Carbon dioxide (CO2) emissions from burning fossil fuel accumulate in the atmosphere and can remain there for hundreds to thousands of years. Thus, in accounting for aviation CO2 RF, emissions from the beginning of ‘significant’ civil aviation activities, usually taken as 1940, are used in the calculations of the marginal contribution of aviation to overall CO2 concentrations in the atmosphere. Of the overall aviation RF for 2005, CO2 RF was approximately 40%. The other 60% originates from non-CO2 emissions.
The level of scientific understanding for this effect is ‘high’.
The overall RF effect from aircraft nitrogen oxides (NOX) emissions at cruise altitude, via atmospheric chemistry, has a warming effect from the formation of short-term tropospheric ozone (O3) and a near counterbalancing cooling effect from a reduction in ambient methane (CH4). The overall balance is a positive RF and warming effect. Since 2009, smaller additional negative RF effects (cooling) associated with the CH4 reduction have been identified and quantified, but the overall balance still remains one of warming.
The level of scientific understanding for this effect is ‘medium – low’.
Contrails are the line-shaped ice clouds formed behind cruising aircraft, and their presence and longevity are a function of the conditions of the background atmosphere. If the atmosphere is sufficiently cold and icesupersaturated, these linear contrails can spread into large cirrus-cloud like structures. Such individual clouds can have both warming and cooling effects, although the overall global mean response is considered to be warming.
Improvements have been made in the quantification of both linear contrail RF and contrail-cirrus RF. As can be observed, contrails can spread into large cirrus cloudlike structures, which are estimated to have a larger RF impact than linear contrails. The IPCC
This is 2 to 3 times the RF from historical aviation CO2 emissions, but has a much wider uncertainty range than that of CO2.
The level of scientific understanding for this effect is ‘very low’.
Particles (direct effects)
Particles of soot and sulphate have a very small direct RF in terms of warming and cooling, respectively.
The level of scientific understanding for these effects are ‘low’.

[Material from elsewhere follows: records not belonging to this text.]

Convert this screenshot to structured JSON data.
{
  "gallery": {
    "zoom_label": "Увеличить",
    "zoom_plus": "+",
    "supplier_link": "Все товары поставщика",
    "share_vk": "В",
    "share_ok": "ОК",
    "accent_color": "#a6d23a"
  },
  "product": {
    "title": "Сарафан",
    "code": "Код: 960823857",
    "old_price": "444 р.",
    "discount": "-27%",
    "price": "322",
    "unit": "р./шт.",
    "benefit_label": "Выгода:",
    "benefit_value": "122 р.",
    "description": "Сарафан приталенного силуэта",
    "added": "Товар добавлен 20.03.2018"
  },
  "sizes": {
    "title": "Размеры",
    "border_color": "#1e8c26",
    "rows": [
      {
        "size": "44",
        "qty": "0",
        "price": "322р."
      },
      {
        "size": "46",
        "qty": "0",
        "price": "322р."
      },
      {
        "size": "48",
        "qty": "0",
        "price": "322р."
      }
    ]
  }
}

The more recently discussed ‘indirect’ effects on cloud formation are also potentially important. It is not known whether the overall effect of soot particles on high-level clouds is warming or cooling, or if the magnitude is substantial or negligible in comparison with other non-CO2 effects of aviation. The sulphate particles, however, have a well-understood negative RF effect, due to the lower-level cloud modification of droplet size distribution and optical brightness, but with an associated high level of uncertainty. Clearly much more work needs to be done to understand the magnitude and potential sign of these indirect cloudiness effects.

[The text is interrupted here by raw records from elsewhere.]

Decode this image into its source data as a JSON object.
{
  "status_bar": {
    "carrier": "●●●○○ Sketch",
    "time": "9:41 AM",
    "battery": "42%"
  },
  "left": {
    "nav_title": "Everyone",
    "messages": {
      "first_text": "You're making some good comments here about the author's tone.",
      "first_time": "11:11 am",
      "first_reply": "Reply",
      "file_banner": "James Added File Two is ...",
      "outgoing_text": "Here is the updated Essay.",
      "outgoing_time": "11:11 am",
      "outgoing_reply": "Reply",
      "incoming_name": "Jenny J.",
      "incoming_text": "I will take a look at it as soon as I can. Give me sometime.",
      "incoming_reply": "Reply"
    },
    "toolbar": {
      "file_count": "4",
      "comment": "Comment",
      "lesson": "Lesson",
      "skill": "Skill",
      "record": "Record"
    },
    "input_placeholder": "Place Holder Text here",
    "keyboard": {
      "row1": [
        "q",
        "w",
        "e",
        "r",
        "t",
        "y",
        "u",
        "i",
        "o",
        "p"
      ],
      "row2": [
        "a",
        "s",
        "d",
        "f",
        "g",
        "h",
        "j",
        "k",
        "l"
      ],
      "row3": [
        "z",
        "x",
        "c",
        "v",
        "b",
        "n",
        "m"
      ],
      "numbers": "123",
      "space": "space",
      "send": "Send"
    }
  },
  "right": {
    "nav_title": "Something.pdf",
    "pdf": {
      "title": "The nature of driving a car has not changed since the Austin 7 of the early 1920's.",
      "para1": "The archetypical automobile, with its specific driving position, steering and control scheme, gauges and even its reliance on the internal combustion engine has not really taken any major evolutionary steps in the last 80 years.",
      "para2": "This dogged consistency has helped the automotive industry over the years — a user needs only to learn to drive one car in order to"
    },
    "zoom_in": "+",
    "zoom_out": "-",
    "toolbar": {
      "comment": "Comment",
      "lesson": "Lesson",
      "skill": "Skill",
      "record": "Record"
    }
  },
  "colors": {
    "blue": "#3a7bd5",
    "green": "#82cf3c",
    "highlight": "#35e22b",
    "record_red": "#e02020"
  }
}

The level of scientific understanding for these effects are assessed as ‘very low’, by analogy to, based on underlying original research papers , , , .

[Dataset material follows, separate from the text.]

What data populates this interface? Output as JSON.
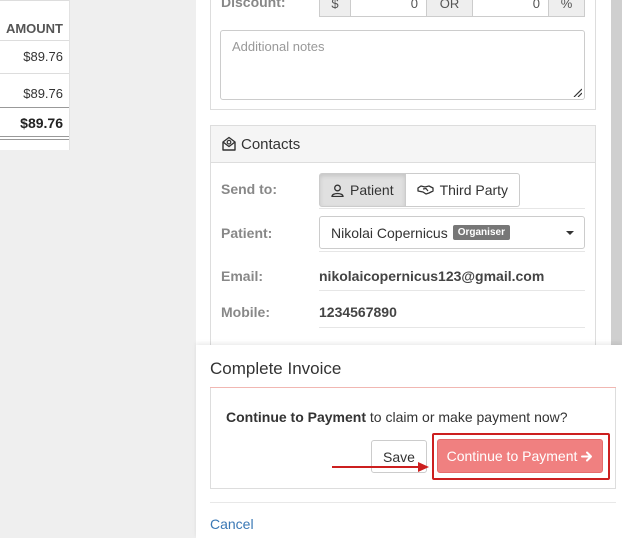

CO2 emissions from aviation continue to increase steadily, and so does the CO2 RF. Non-CO2 impacts are also expected to have increased, roughly in proportion to fuel use. The non-CO2 impacts still have larger uncertainties than those associated with CO2, particularly impacts on clouds.
The high level of scientific understanding of the climate effect from aviation CO2 emissions, combined with the longterm impacts of CO2, make it a clear and important target for mitigation efforts. Nonetheless, non CO2 impacts cannot be ignored as they potentially represent approximately 60% of total climate impacts that are important in the shorter term (excluding cloudiness impacts). However, it worth noting that the level of scientific understanding of the magnitude of non-CO2 impacts is medium to very low, and these knowledge gaps remain to be addressed.